Categories: Animals, Biology, Birds, Citizen Science, Climate & Weather, Ecology & Environment, Geology & Earth Sciences, Insects, Nature & Outdoors, Science Education Standards

Join us at the Philadelphia Science Festival this Saturday

You’re invited to join Science for Citizens at the Philadelphia Science Festival Carnival on the Ben Franklin Parkway this Saturday, April 16! The festival promises to be an event like no other, with over 80 exhibitors offering non-stop family-friendly experiments, interactive activities, games, and a packed line-up of live entertainment. Best of all, the event … Read more “Join us at the Philadelphia Science Festival this Saturday”

Categories: Animals, Biology, Birds, Climate & Weather, Ecology & Environment, Nature & Outdoors, Science Education Standards

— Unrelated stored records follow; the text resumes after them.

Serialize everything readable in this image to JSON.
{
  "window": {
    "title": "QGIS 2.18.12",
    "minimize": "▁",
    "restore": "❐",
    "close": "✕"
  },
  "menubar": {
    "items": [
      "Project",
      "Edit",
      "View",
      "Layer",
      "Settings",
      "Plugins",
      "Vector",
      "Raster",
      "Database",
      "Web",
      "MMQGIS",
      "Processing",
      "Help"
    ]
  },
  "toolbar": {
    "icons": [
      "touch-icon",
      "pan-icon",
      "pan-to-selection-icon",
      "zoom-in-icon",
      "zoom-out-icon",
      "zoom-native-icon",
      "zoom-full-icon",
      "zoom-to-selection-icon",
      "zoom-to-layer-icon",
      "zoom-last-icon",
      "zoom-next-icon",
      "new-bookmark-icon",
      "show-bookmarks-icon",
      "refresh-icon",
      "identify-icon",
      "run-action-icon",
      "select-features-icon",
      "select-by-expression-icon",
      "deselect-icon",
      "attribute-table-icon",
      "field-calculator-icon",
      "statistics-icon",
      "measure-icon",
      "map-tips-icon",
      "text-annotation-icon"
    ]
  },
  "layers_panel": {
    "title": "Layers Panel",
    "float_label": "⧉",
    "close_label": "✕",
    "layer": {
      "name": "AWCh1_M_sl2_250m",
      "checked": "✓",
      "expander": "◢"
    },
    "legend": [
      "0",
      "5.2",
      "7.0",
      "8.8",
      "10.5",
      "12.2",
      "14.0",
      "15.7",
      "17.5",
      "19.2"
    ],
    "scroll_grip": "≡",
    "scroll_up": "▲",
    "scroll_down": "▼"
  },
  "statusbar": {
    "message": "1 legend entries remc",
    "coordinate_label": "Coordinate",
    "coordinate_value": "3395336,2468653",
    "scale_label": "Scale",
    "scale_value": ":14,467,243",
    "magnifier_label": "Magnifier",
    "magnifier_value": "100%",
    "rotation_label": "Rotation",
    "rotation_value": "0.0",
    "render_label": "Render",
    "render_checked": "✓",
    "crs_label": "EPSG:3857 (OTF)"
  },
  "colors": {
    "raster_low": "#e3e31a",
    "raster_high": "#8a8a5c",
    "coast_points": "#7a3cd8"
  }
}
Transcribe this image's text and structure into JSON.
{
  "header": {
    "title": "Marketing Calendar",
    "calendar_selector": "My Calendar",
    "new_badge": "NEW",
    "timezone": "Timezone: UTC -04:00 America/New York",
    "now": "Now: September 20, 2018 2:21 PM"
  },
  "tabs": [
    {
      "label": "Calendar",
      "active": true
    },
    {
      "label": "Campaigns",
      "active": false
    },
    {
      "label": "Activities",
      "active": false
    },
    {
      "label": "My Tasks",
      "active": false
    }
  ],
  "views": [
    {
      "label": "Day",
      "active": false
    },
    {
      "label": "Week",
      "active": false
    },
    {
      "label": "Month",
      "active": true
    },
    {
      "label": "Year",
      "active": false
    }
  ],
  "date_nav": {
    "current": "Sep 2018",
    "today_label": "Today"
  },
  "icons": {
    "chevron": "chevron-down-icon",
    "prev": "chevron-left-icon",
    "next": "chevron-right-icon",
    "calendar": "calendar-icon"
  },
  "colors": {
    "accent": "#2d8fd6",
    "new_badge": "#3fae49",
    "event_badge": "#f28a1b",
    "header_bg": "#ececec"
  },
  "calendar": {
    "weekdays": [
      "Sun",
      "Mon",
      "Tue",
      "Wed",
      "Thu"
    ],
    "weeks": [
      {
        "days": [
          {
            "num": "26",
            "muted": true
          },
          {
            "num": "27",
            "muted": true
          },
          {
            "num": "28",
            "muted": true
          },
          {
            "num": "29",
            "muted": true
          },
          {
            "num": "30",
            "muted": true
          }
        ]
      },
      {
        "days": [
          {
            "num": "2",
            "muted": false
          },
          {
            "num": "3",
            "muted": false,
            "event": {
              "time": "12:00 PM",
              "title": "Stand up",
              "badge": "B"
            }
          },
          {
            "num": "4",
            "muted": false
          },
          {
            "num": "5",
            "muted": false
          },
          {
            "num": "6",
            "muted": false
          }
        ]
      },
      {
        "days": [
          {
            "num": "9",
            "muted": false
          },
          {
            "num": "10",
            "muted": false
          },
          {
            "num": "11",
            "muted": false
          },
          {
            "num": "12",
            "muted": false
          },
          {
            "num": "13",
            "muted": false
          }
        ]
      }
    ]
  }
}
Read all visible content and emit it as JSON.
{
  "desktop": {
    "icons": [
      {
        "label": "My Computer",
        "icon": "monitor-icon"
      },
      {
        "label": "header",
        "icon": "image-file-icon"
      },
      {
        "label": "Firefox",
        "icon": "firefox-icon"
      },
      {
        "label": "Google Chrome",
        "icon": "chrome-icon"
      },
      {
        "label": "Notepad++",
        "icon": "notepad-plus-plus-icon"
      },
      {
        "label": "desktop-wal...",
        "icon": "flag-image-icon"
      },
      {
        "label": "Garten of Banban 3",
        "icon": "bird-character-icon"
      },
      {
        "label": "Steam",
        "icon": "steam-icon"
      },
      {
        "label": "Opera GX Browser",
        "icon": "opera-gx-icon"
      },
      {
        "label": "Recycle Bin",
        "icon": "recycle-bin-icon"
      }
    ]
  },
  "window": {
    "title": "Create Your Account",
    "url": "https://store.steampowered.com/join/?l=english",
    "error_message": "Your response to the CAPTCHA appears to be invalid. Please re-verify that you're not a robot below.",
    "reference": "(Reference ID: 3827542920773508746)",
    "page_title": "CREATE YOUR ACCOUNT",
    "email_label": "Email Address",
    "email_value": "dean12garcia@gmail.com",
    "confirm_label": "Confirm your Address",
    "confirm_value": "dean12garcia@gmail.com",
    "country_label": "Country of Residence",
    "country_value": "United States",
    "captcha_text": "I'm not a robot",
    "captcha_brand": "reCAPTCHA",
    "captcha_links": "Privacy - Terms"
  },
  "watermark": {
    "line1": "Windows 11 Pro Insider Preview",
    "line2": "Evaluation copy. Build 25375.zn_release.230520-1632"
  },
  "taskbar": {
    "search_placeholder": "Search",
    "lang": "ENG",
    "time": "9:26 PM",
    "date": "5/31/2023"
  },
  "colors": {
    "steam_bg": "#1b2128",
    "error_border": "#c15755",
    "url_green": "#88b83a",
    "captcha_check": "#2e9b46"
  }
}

Conversations about conservation: public participation in scientific research

Energy is a strange thing.  It floats around you, fills you up until you’re about ready to burst, and then it skips off, leaving you to keep up as best you can.  Last Thursday and Friday were two full days of such energy, when 60 professionals from such exotic places as Alaska, Colombia and New … Read more “Conversations about conservation: public participation in scientific research”

Categories: Biology, Birds, Citizen Science, Climate & Weather, Ecology & Environment, In the News, Nature & Outdoors, Ocean & Water, Science Education Standards, Science Policy

The importance of thinking scientifically

What does it mean to think scientifically? If you asked me this question when I first moved back to New York three years ago, I’m quite positive I would have said something like, “What do I know? I’m not a scientist,” and pointed the questioner in the direction of the nearest pocket-protecting nerd in the … Read more “The importance of thinking scientifically”

Categories: Astronomy & Space, Biology, Citizen Science, Climate & Weather, Do-It-Yourself, Ecology & Environment, Physics, Science Education Standards

How to contribute to science by blowing bubbles

Did you know that you can contribute to science by blowing bubbles? It’s true! The Open Air Laboratories (OPAL) network is asking citizen scientists in England to use bubbles to calculate wind direction and speed. All you need to do is create a “bubble cone” using a piece of paper and some tape. Then, with some … Read more “How to contribute to science by blowing bubbles”

Categories: Animals, Biology, Birds, Chemistry, Geology & Earth Sciences, Nature & Outdoors, Ocean & Water